Study material: Begin
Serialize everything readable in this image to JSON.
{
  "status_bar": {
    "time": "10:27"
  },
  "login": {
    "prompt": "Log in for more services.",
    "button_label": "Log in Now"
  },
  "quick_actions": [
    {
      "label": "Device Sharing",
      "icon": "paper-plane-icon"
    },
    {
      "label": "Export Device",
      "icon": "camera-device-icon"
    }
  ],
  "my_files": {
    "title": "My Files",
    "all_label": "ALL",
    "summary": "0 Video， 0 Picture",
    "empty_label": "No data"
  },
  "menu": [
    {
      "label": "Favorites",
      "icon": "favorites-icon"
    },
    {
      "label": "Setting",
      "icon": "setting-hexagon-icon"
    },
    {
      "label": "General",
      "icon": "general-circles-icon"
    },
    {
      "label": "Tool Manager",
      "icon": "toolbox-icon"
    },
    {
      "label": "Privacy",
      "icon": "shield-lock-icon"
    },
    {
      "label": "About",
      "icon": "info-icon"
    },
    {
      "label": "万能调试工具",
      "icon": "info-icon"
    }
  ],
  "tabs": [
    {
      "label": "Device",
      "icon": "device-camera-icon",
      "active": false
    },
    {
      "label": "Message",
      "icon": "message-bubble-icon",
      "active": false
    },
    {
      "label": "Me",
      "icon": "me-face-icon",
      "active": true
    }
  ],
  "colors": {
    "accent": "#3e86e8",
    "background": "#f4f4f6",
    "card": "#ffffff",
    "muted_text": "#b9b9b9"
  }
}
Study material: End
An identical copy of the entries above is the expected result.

Serialize everything readable in this image to JSON.
{
  "status_bar": {
    "time": "10:27"
  },
  "login": {
    "prompt": "Log in for more services.",
    "button_label": "Log in Now"
  },
  "quick_actions": [
    {
      "label": "Device Sharing",
      "icon": "paper-plane-icon"
    },
    {
      "label": "Export Device",
      "icon": "camera-device-icon"
    }
  ],
  "my_files": {
    "title": "My Files",
    "all_label": "ALL",
    "summary": "0 Video， 0 Picture",
    "empty_label": "No data"
  },
  "menu": [
    {
      "label": "Favorites",
      "icon": "favorites-icon"
    },
    {
      "label": "Setting",
      "icon": "setting-hexagon-icon"
    },
    {
      "label": "General",
      "icon": "general-circles-icon"
    },
    {
      "label": "Tool Manager",
      "icon": "toolbox-icon"
    },
    {
      "label": "Privacy",
      "icon": "shield-lock-icon"
    },
    {
      "label": "About",
      "icon": "info-icon"
    },
    {
      "label": "万能调试工具",
      "icon": "info-icon"
    }
  ],
  "tabs": [
    {
      "label": "Device",
      "icon": "device-camera-icon",
      "active": false
    },
    {
      "label": "Message",
      "icon": "message-bubble-icon",
      "active": false
    },
    {
      "label": "Me",
      "icon": "me-face-icon",
      "active": true
    }
  ],
  "colors": {
    "accent": "#3e86e8",
    "background": "#f4f4f6",
    "card": "#ffffff",
    "muted_text": "#b9b9b9"
  }
}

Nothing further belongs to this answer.